[Start of Attachment]
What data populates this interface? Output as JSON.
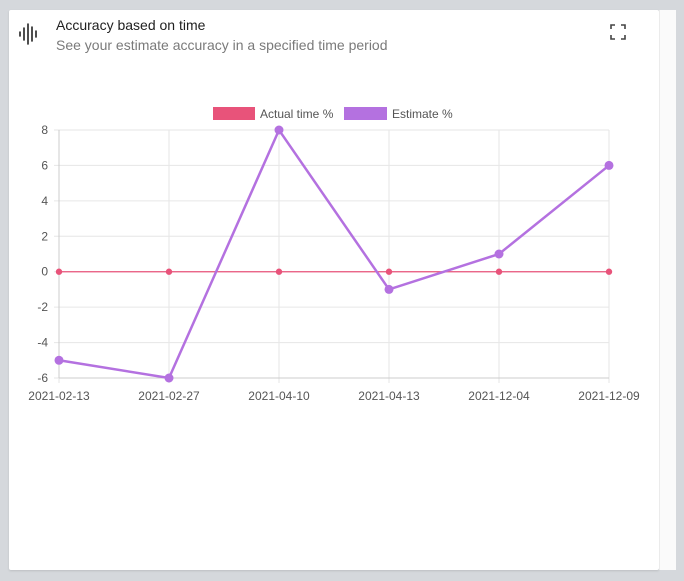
{
  "header": {
    "title": "Accuracy based on time",
    "subtitle": "See your estimate accuracy in a specified time period",
    "icon": "audio-waveform-icon",
    "expand_icon": "fullscreen-expand-icon"
  },
  "chart_data": {
    "type": "line",
    "categories": [
      "2021-02-13",
      "2021-02-27",
      "2021-04-10",
      "2021-04-13",
      "2021-12-04",
      "2021-12-09"
    ],
    "series": [
      {
        "name": "Actual time %",
        "values": [
          0,
          0,
          0,
          0,
          0,
          0
        ],
        "color": "#e8537a"
      },
      {
        "name": "Estimate %",
        "values": [
          -5,
          -6,
          8,
          -1,
          1,
          6
        ],
        "color": "#b471e0"
      }
    ],
    "title": "",
    "xlabel": "",
    "ylabel": "",
    "ylim": [
      -6,
      8
    ],
    "yticks": [
      8,
      6,
      4,
      2,
      0,
      -2,
      -4,
      -6
    ],
    "grid": true,
    "legend": "top"
  },
  "colors": {
    "grid": "#e6e6e6",
    "axis": "#cccccc"
  }
}
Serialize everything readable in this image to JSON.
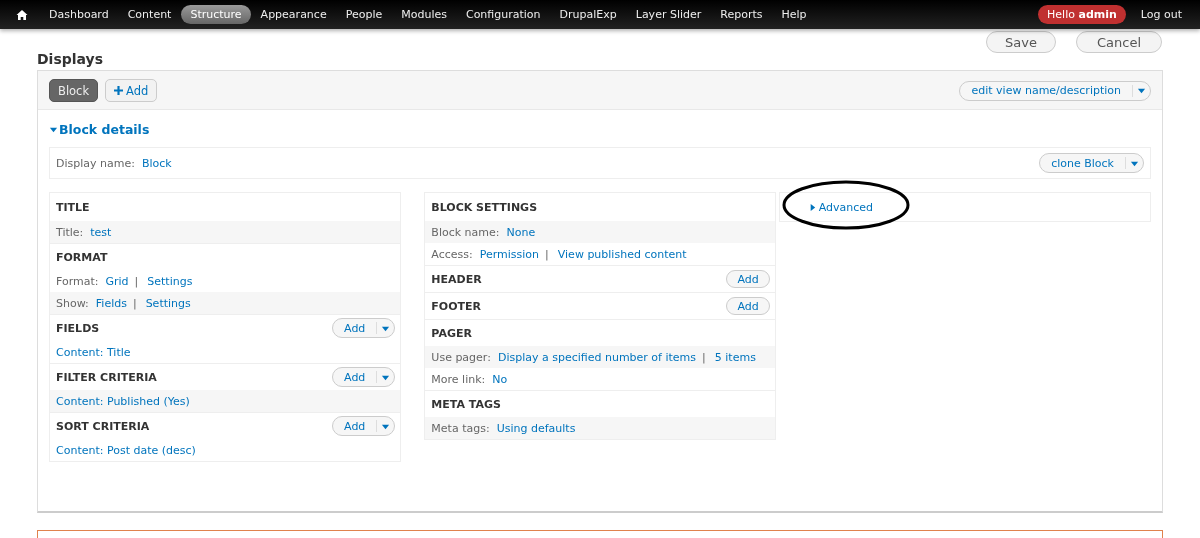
{
  "toolbar": {
    "items": [
      {
        "label": "Dashboard",
        "selected": false
      },
      {
        "label": "Content",
        "selected": false
      },
      {
        "label": "Structure",
        "selected": true
      },
      {
        "label": "Appearance",
        "selected": false
      },
      {
        "label": "People",
        "selected": false
      },
      {
        "label": "Modules",
        "selected": false
      },
      {
        "label": "Configuration",
        "selected": false
      },
      {
        "label": "DrupalExp",
        "selected": false
      },
      {
        "label": "Layer Slider",
        "selected": false
      },
      {
        "label": "Reports",
        "selected": false
      },
      {
        "label": "Help",
        "selected": false
      }
    ],
    "greeting": "Hello **admin**",
    "logout": "Log out"
  },
  "actions": [
    "Save",
    "Cancel"
  ],
  "displays": {
    "heading": "Displays",
    "tabs": [
      {
        "label": "Block",
        "kind": "display",
        "selected": true
      },
      {
        "label": "Add",
        "kind": "add",
        "selected": false
      }
    ],
    "edit_button": "edit view name/description"
  },
  "details": {
    "title": "Block details",
    "expanded": true,
    "display_name_label": "Display name:",
    "display_name": "Block",
    "clone_button": "clone Block"
  },
  "columns": [
    {
      "sections": [
        {
          "title": "TITLE",
          "rows": [
            {
              "label": "Title:",
              "links": [
                "test"
              ]
            }
          ]
        },
        {
          "title": "FORMAT",
          "rows": [
            {
              "label": "Format:",
              "links": [
                "Grid",
                "Settings"
              ],
              "separator": "|"
            },
            {
              "label": "Show:",
              "links": [
                "Fields",
                "Settings"
              ],
              "separator": "|"
            }
          ]
        },
        {
          "title": "FIELDS",
          "add_button": "Add",
          "add_menu": true,
          "rows": [
            {
              "links": [
                "Content: Title"
              ]
            }
          ]
        },
        {
          "title": "FILTER CRITERIA",
          "add_button": "Add",
          "add_menu": true,
          "rows": [
            {
              "links": [
                "Content: Published (Yes)"
              ]
            }
          ]
        },
        {
          "title": "SORT CRITERIA",
          "add_button": "Add",
          "add_menu": true,
          "rows": [
            {
              "links": [
                "Content: Post date (desc)"
              ]
            }
          ]
        }
      ]
    },
    {
      "sections": [
        {
          "title": "BLOCK SETTINGS",
          "rows": [
            {
              "label": "Block name:",
              "links": [
                "None"
              ]
            },
            {
              "label": "Access:",
              "links": [
                "Permission",
                "View published content"
              ],
              "separator": "|"
            }
          ]
        },
        {
          "title": "HEADER",
          "add_button": "Add",
          "add_menu": false
        },
        {
          "title": "FOOTER",
          "add_button": "Add",
          "add_menu": false
        },
        {
          "title": "PAGER",
          "rows": [
            {
              "label": "Use pager:",
              "links": [
                "Display a specified number of items",
                "5 items"
              ],
              "separator": "|"
            },
            {
              "label": "More link:",
              "links": [
                "No"
              ]
            }
          ]
        },
        {
          "title": "META TAGS",
          "rows": [
            {
              "label": "Meta tags:",
              "links": [
                "Using defaults"
              ]
            }
          ]
        }
      ]
    }
  ],
  "advanced": {
    "label": "Advanced",
    "expanded": false
  }
}
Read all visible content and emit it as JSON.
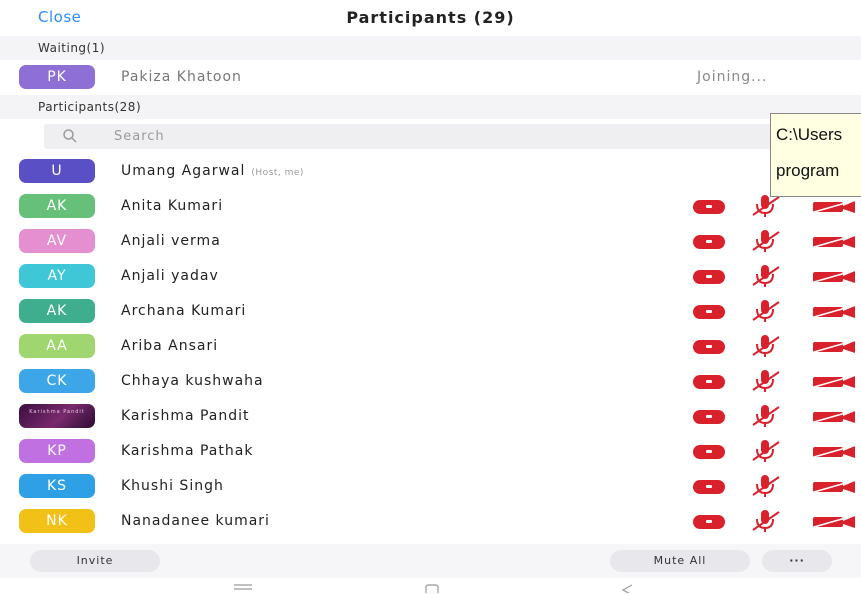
{
  "header": {
    "close_label": "Close",
    "title": "Participants (29)"
  },
  "waiting": {
    "section_label": "Waiting(1)",
    "items": [
      {
        "initials": "PK",
        "name": "Pakiza Khatoon",
        "status": "Joining...",
        "color": "#8e6fd6"
      }
    ]
  },
  "participants": {
    "section_label": "Participants(28)",
    "search_placeholder": "Search",
    "host": {
      "initials": "U",
      "name": "Umang Agarwal",
      "role": "(Host, me)",
      "color": "#5b4fc6"
    },
    "items": [
      {
        "initials": "AK",
        "name": "Anita Kumari",
        "color": "#66c07a"
      },
      {
        "initials": "AV",
        "name": "Anjali verma",
        "color": "#e48fd0"
      },
      {
        "initials": "AY",
        "name": "Anjali yadav",
        "color": "#3fc7d8"
      },
      {
        "initials": "AK",
        "name": "Archana Kumari",
        "color": "#3fae8e"
      },
      {
        "initials": "AA",
        "name": "Ariba Ansari",
        "color": "#9fd66f"
      },
      {
        "initials": "CK",
        "name": "Chhaya kushwaha",
        "color": "#3ca6e8"
      },
      {
        "initials": "",
        "name": "Karishma Pandit",
        "color": "#4a1746",
        "photo": true,
        "photo_text": "Karishma Pandit"
      },
      {
        "initials": "KP",
        "name": "Karishma Pathak",
        "color": "#c070e0"
      },
      {
        "initials": "KS",
        "name": "Khushi Singh",
        "color": "#2f9fe6"
      },
      {
        "initials": "NK",
        "name": "Nanadanee kumari",
        "color": "#f2c118"
      }
    ]
  },
  "tooltip": {
    "line1": "C:\\Users",
    "line2": "program"
  },
  "footer": {
    "invite_label": "Invite",
    "mute_all_label": "Mute All",
    "more_label": "···"
  },
  "colors": {
    "accent": "#2d8cff",
    "alert_red": "#d9212c"
  }
}
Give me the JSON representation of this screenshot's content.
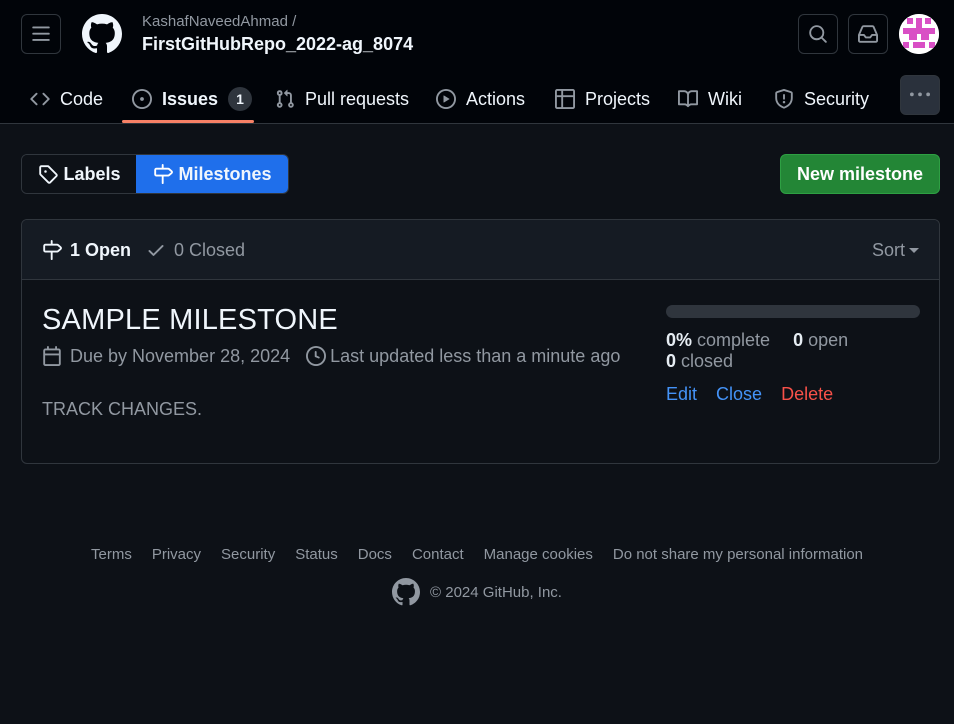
{
  "header": {
    "owner": "KashafNaveedAhmad /",
    "repo": "FirstGitHubRepo_2022-ag_8074"
  },
  "nav": {
    "tabs": [
      {
        "label": "Code",
        "icon": "code-icon"
      },
      {
        "label": "Issues",
        "icon": "issue-opened-icon",
        "counter": "1"
      },
      {
        "label": "Pull requests",
        "icon": "git-pull-request-icon"
      },
      {
        "label": "Actions",
        "icon": "play-icon"
      },
      {
        "label": "Projects",
        "icon": "table-icon"
      },
      {
        "label": "Wiki",
        "icon": "book-icon"
      },
      {
        "label": "Security",
        "icon": "shield-icon"
      }
    ],
    "selected": "Issues"
  },
  "toolbar": {
    "labels_label": "Labels",
    "milestones_label": "Milestones",
    "new_milestone_label": "New milestone"
  },
  "states": {
    "open_label": "1 Open",
    "closed_label": "0 Closed",
    "sort_label": "Sort"
  },
  "milestone": {
    "title": "SAMPLE MILESTONE",
    "due": "Due by November 28, 2024",
    "updated": "Last updated less than a minute ago",
    "description": "TRACK CHANGES.",
    "progress_percent": 0,
    "complete_value": "0%",
    "complete_label": "complete",
    "open_value": "0",
    "open_label": "open",
    "closed_value": "0",
    "closed_label": "closed",
    "edit_label": "Edit",
    "close_label": "Close",
    "delete_label": "Delete"
  },
  "footer": {
    "links": [
      "Terms",
      "Privacy",
      "Security",
      "Status",
      "Docs",
      "Contact",
      "Manage cookies",
      "Do not share my personal information"
    ],
    "copyright": "© 2024 GitHub, Inc."
  },
  "colors": {
    "background": "#0d1117",
    "header_background": "#010409",
    "accent_blue": "#1f6feb",
    "primary_green": "#238636",
    "danger_red": "#f85149",
    "tab_underline": "#f78166"
  }
}
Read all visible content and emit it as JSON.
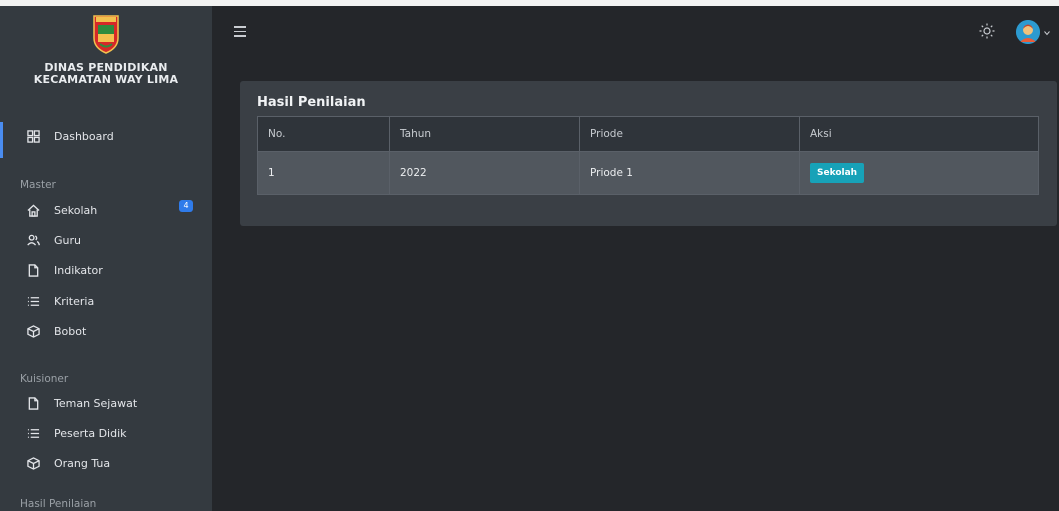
{
  "brand": {
    "line1": "DINAS PENDIDIKAN",
    "line2": "KECAMATAN WAY LIMA",
    "logo_text": "PESAWARAN"
  },
  "sidebar": {
    "items": [
      {
        "label": "Dashboard",
        "icon": "grid-icon"
      },
      {
        "label": "Sekolah",
        "icon": "home-icon",
        "badge": "4"
      },
      {
        "label": "Guru",
        "icon": "users-icon"
      },
      {
        "label": "Indikator",
        "icon": "file-icon"
      },
      {
        "label": "Kriteria",
        "icon": "list-icon"
      },
      {
        "label": "Bobot",
        "icon": "box-icon"
      },
      {
        "label": "Teman Sejawat",
        "icon": "file-icon"
      },
      {
        "label": "Peserta Didik",
        "icon": "list-icon"
      },
      {
        "label": "Orang Tua",
        "icon": "box-icon"
      }
    ],
    "sections": {
      "master": "Master",
      "kuisioner": "Kuisioner",
      "hasil": "Hasil Penilaian"
    }
  },
  "topbar": {
    "menu_icon": "hamburger-icon",
    "theme_icon": "sun-icon",
    "avatar_icon": "user-avatar"
  },
  "main": {
    "title": "Hasil Penilaian",
    "table": {
      "headers": [
        "No.",
        "Tahun",
        "Priode",
        "Aksi"
      ],
      "rows": [
        {
          "no": "1",
          "tahun": "2022",
          "priode": "Priode 1",
          "action": "Sekolah"
        }
      ]
    }
  },
  "colors": {
    "sidebar_bg": "#343a40",
    "content_bg": "#24262a",
    "card_bg": "#3a3f45",
    "accent_blue": "#2f7bea",
    "button_teal": "#17a2b8"
  }
}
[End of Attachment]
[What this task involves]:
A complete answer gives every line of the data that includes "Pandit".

[Response to this exercise]:
        "name": "Karishma Pandit",
        "photo_text": "Karishma Pandit"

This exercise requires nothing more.